The departure of the Florida Blueberry Festival to another city, simply put, took the city’s oars and rudder with it and left it adrift. Once again, the city had no organized effort to help it find its way to the future, economically or in any other respect. But the experience did one positive thing. It left a taste, and that taste was of success and a new confidence that the city had the wherewithal to define its own future. The belief became, “Hey, we can do this.” All it had to do was bring the people, businesses owners and property owners together in concert with the city and county governments and anything would be possible. It was new energy found.
Not wanting to lose the inertia of the larger Florida Blueberry Festival, talk began among business owners to hold another but smaller festival. At the same time, the thought of forming a long-term effort consistent with the concepts of the National Main Street program began to gain traction. At last, here was a concept that offered clear, graspable ideas with actual proven outcomes based upon the experiences of other cities across the nation, and it was available for the asking.
The National Main Street Center leads a movement committed to strengthening communities through preservation-based economic development in older and historic downtowns and neighborhood commercial districts.

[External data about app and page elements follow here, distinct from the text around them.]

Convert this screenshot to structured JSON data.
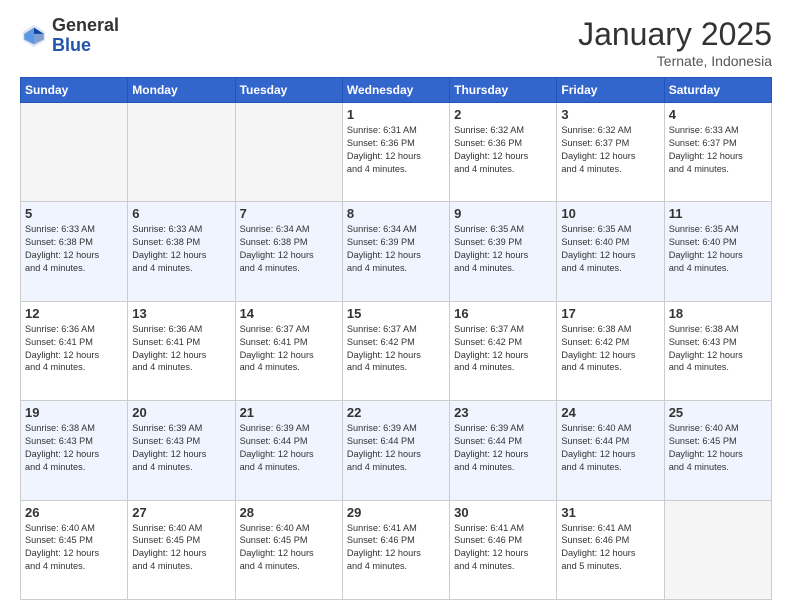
{
  "logo": {
    "general": "General",
    "blue": "Blue"
  },
  "header": {
    "month": "January 2025",
    "location": "Ternate, Indonesia"
  },
  "weekdays": [
    "Sunday",
    "Monday",
    "Tuesday",
    "Wednesday",
    "Thursday",
    "Friday",
    "Saturday"
  ],
  "weeks": [
    [
      {
        "day": "",
        "info": ""
      },
      {
        "day": "",
        "info": ""
      },
      {
        "day": "",
        "info": ""
      },
      {
        "day": "1",
        "info": "Sunrise: 6:31 AM\nSunset: 6:36 PM\nDaylight: 12 hours\nand 4 minutes."
      },
      {
        "day": "2",
        "info": "Sunrise: 6:32 AM\nSunset: 6:36 PM\nDaylight: 12 hours\nand 4 minutes."
      },
      {
        "day": "3",
        "info": "Sunrise: 6:32 AM\nSunset: 6:37 PM\nDaylight: 12 hours\nand 4 minutes."
      },
      {
        "day": "4",
        "info": "Sunrise: 6:33 AM\nSunset: 6:37 PM\nDaylight: 12 hours\nand 4 minutes."
      }
    ],
    [
      {
        "day": "5",
        "info": "Sunrise: 6:33 AM\nSunset: 6:38 PM\nDaylight: 12 hours\nand 4 minutes."
      },
      {
        "day": "6",
        "info": "Sunrise: 6:33 AM\nSunset: 6:38 PM\nDaylight: 12 hours\nand 4 minutes."
      },
      {
        "day": "7",
        "info": "Sunrise: 6:34 AM\nSunset: 6:38 PM\nDaylight: 12 hours\nand 4 minutes."
      },
      {
        "day": "8",
        "info": "Sunrise: 6:34 AM\nSunset: 6:39 PM\nDaylight: 12 hours\nand 4 minutes."
      },
      {
        "day": "9",
        "info": "Sunrise: 6:35 AM\nSunset: 6:39 PM\nDaylight: 12 hours\nand 4 minutes."
      },
      {
        "day": "10",
        "info": "Sunrise: 6:35 AM\nSunset: 6:40 PM\nDaylight: 12 hours\nand 4 minutes."
      },
      {
        "day": "11",
        "info": "Sunrise: 6:35 AM\nSunset: 6:40 PM\nDaylight: 12 hours\nand 4 minutes."
      }
    ],
    [
      {
        "day": "12",
        "info": "Sunrise: 6:36 AM\nSunset: 6:41 PM\nDaylight: 12 hours\nand 4 minutes."
      },
      {
        "day": "13",
        "info": "Sunrise: 6:36 AM\nSunset: 6:41 PM\nDaylight: 12 hours\nand 4 minutes."
      },
      {
        "day": "14",
        "info": "Sunrise: 6:37 AM\nSunset: 6:41 PM\nDaylight: 12 hours\nand 4 minutes."
      },
      {
        "day": "15",
        "info": "Sunrise: 6:37 AM\nSunset: 6:42 PM\nDaylight: 12 hours\nand 4 minutes."
      },
      {
        "day": "16",
        "info": "Sunrise: 6:37 AM\nSunset: 6:42 PM\nDaylight: 12 hours\nand 4 minutes."
      },
      {
        "day": "17",
        "info": "Sunrise: 6:38 AM\nSunset: 6:42 PM\nDaylight: 12 hours\nand 4 minutes."
      },
      {
        "day": "18",
        "info": "Sunrise: 6:38 AM\nSunset: 6:43 PM\nDaylight: 12 hours\nand 4 minutes."
      }
    ],
    [
      {
        "day": "19",
        "info": "Sunrise: 6:38 AM\nSunset: 6:43 PM\nDaylight: 12 hours\nand 4 minutes."
      },
      {
        "day": "20",
        "info": "Sunrise: 6:39 AM\nSunset: 6:43 PM\nDaylight: 12 hours\nand 4 minutes."
      },
      {
        "day": "21",
        "info": "Sunrise: 6:39 AM\nSunset: 6:44 PM\nDaylight: 12 hours\nand 4 minutes."
      },
      {
        "day": "22",
        "info": "Sunrise: 6:39 AM\nSunset: 6:44 PM\nDaylight: 12 hours\nand 4 minutes."
      },
      {
        "day": "23",
        "info": "Sunrise: 6:39 AM\nSunset: 6:44 PM\nDaylight: 12 hours\nand 4 minutes."
      },
      {
        "day": "24",
        "info": "Sunrise: 6:40 AM\nSunset: 6:44 PM\nDaylight: 12 hours\nand 4 minutes."
      },
      {
        "day": "25",
        "info": "Sunrise: 6:40 AM\nSunset: 6:45 PM\nDaylight: 12 hours\nand 4 minutes."
      }
    ],
    [
      {
        "day": "26",
        "info": "Sunrise: 6:40 AM\nSunset: 6:45 PM\nDaylight: 12 hours\nand 4 minutes."
      },
      {
        "day": "27",
        "info": "Sunrise: 6:40 AM\nSunset: 6:45 PM\nDaylight: 12 hours\nand 4 minutes."
      },
      {
        "day": "28",
        "info": "Sunrise: 6:40 AM\nSunset: 6:45 PM\nDaylight: 12 hours\nand 4 minutes."
      },
      {
        "day": "29",
        "info": "Sunrise: 6:41 AM\nSunset: 6:46 PM\nDaylight: 12 hours\nand 4 minutes."
      },
      {
        "day": "30",
        "info": "Sunrise: 6:41 AM\nSunset: 6:46 PM\nDaylight: 12 hours\nand 4 minutes."
      },
      {
        "day": "31",
        "info": "Sunrise: 6:41 AM\nSunset: 6:46 PM\nDaylight: 12 hours\nand 5 minutes."
      },
      {
        "day": "",
        "info": ""
      }
    ]
  ]
}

It was a simple but profoundly fitting opportunity. While it would not provide funding for local programs, it would provide guidance and a roadmap for communities exactly like Brooksville that were hoping to become economically stable and continuing to grow while protecting the unique architectural heritage that gives them special charm.
So with the motivation still high to find a path for the city’s future, the Brooksville Vision Foundation set out to: 1) investigate the program, 2) gather the support of the city and county, and, (3 create the organization, Brooksville Main Street, within the auspices of the Brooksville Vision Foundation.
Today the role of the BVF is to support and nurture the Brooksville Main Street program in a manner that reflects the basic tenets of the national program by gaining and maintaining the support of the community and governments and garnering the involvement of large numbers of committed volunteers in order to create the kind of community that will attract visitors from elsewhere and give them an experience that will bring them back again and again, if not to stay permanently.
As mentioned, we want to be judged by what we accomplish, so in future posts I’ll bring you numbers that show while there’s plenty more to do; we’re doing well, but we want to do better.
And that means wanting to be more transparent and improving the support of our community, especially the Brooksville City Council. However, the term “transparent” is one of those words that’s relative. People have used the term to suggest we’re hiding something. So, if that’s their aim, solely to cast a light of dishonest dealings where there are none, then no amount of openness is going to satisfy them. In my last post I was clear that there are some who want to kill the Brooksville Main Street Program, and for those there will never be enough openness because that’s not their goal. Nevertheless, we have nothing to hide and will continue to work closely with our Brooksville Main Street investors to assure full disclosure of how our public sector dollars are working to enhance the City of Brooksville.
Next up: Just What is Brooksville Main Street?
Stay Tuned …
The Voice of Brooksville Main Street
For more information about early efforts of the Brooksville Vision Foundation see https://www.hernandosun.com/Brooksville-Vision-Foundation